• TASK GOAL: Go through the data and copy every line in which "time" appears.

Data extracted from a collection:
---+---

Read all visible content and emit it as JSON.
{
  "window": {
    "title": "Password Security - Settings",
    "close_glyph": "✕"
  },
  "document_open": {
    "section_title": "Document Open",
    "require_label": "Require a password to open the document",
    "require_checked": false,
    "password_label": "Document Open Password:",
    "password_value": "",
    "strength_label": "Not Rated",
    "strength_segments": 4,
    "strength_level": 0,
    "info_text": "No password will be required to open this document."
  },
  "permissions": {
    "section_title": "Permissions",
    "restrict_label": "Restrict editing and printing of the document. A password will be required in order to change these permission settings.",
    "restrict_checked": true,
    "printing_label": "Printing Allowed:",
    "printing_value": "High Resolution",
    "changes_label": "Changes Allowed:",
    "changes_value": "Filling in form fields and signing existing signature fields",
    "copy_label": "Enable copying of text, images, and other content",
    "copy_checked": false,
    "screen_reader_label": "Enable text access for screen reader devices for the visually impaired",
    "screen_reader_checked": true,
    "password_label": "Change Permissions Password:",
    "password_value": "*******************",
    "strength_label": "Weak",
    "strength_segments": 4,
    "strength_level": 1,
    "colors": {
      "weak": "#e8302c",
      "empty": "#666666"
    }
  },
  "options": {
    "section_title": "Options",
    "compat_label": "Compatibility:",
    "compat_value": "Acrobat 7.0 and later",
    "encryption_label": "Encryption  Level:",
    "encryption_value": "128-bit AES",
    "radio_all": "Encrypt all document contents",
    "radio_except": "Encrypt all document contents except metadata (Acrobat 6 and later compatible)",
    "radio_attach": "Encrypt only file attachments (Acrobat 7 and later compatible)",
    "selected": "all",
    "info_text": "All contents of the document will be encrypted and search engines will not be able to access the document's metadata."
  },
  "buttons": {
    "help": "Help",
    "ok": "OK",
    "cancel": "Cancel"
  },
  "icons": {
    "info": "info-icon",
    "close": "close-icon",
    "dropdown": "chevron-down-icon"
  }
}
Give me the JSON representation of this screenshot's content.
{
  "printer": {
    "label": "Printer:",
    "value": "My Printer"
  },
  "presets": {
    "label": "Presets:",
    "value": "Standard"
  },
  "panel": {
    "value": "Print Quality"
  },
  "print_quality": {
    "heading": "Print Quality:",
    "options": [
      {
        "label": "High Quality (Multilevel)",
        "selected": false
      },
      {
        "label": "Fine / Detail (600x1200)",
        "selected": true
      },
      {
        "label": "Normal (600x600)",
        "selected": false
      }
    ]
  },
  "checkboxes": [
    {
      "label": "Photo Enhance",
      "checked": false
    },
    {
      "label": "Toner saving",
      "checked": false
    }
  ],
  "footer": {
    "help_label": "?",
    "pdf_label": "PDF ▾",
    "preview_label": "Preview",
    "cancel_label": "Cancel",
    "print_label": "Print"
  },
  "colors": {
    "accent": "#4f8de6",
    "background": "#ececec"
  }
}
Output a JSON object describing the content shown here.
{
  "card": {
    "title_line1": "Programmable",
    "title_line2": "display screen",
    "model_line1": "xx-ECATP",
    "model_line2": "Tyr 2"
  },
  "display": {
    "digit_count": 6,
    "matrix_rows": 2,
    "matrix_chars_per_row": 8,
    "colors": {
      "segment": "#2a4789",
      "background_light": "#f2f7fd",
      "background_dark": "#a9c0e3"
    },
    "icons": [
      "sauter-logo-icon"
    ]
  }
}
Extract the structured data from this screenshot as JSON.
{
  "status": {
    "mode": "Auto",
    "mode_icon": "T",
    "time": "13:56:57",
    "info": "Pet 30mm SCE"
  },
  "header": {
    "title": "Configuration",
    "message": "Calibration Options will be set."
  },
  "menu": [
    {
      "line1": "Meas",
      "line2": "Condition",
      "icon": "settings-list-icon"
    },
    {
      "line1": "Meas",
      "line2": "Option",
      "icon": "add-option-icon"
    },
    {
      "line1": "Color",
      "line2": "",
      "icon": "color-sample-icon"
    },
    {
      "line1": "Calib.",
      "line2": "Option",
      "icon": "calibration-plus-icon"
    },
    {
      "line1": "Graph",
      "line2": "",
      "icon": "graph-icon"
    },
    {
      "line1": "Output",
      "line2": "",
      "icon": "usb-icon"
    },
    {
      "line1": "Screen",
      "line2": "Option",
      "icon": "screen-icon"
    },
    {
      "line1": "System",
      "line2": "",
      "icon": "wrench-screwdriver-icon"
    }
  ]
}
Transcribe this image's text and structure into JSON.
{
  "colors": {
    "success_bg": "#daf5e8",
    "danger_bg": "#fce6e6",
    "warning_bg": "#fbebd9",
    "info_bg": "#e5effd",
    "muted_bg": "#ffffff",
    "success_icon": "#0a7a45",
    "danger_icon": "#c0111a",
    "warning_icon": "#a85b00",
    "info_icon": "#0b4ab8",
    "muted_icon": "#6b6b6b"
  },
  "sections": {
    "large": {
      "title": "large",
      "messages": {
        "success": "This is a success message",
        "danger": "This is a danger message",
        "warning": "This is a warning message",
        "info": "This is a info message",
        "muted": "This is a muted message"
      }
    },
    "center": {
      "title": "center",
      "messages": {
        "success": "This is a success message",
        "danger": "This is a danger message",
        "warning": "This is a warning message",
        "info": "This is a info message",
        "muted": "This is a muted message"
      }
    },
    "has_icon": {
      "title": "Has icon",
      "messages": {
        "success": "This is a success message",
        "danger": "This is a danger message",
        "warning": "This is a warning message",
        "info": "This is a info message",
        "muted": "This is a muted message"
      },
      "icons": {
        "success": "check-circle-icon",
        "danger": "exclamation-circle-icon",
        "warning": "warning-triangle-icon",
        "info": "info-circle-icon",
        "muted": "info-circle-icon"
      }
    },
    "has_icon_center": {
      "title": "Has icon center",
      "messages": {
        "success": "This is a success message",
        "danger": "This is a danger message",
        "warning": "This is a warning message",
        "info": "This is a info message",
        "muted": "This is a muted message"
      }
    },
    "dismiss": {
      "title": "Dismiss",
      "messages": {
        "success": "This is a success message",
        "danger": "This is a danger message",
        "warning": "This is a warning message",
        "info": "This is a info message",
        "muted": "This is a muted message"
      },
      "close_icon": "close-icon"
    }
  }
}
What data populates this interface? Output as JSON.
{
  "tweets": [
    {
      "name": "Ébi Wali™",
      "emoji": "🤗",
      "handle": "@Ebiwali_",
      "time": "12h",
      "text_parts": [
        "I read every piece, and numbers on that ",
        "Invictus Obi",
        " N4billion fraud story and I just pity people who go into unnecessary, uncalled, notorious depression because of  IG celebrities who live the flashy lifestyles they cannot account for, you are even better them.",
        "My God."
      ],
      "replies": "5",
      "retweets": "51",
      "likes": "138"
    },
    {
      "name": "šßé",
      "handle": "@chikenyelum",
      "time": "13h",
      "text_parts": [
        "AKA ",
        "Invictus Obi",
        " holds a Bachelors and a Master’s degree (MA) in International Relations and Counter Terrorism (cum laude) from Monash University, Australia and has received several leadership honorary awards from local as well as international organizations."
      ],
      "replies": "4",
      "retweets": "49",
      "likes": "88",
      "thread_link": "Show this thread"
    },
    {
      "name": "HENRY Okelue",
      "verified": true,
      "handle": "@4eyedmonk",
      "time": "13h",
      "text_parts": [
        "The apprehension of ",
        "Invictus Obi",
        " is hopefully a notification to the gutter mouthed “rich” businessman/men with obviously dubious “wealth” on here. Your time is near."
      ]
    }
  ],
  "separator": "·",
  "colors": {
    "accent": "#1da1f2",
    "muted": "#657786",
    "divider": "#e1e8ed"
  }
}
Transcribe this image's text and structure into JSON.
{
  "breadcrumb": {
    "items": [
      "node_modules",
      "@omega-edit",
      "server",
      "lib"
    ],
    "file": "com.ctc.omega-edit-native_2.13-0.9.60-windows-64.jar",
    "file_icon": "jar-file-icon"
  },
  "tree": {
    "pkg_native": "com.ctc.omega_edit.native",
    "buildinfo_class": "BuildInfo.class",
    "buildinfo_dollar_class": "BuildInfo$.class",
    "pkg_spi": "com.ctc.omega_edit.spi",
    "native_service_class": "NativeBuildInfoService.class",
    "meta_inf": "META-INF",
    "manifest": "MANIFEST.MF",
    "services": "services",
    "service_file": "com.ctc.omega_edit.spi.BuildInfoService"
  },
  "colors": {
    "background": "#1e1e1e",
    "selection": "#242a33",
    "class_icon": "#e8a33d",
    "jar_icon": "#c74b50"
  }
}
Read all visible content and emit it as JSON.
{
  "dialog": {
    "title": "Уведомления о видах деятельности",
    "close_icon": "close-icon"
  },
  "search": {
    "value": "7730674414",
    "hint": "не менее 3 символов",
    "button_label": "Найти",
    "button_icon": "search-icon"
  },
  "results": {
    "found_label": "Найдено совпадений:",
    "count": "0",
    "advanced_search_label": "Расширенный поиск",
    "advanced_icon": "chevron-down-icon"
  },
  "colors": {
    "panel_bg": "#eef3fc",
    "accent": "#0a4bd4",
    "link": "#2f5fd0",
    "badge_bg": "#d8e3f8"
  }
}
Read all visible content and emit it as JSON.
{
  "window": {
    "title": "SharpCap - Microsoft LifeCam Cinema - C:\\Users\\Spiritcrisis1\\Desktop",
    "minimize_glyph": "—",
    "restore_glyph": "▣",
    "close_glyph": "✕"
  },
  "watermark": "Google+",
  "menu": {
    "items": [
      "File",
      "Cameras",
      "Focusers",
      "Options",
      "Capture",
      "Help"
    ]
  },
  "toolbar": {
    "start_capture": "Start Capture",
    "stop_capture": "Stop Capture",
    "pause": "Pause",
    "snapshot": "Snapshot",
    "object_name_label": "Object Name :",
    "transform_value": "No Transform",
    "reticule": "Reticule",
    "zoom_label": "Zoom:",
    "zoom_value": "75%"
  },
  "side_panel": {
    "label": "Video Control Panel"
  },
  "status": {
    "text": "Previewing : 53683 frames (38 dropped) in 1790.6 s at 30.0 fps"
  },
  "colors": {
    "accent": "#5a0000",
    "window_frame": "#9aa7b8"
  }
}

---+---

• SOLUTION TO THIS TASK:
    "time": "13:56:57",
      "time": "12h",
      "time": "13h",
      "time": "13h",
        " is hopefully a notification to the gutter mouthed “rich” businessman/men with obviously dubious “wealth” on here. Your time is near."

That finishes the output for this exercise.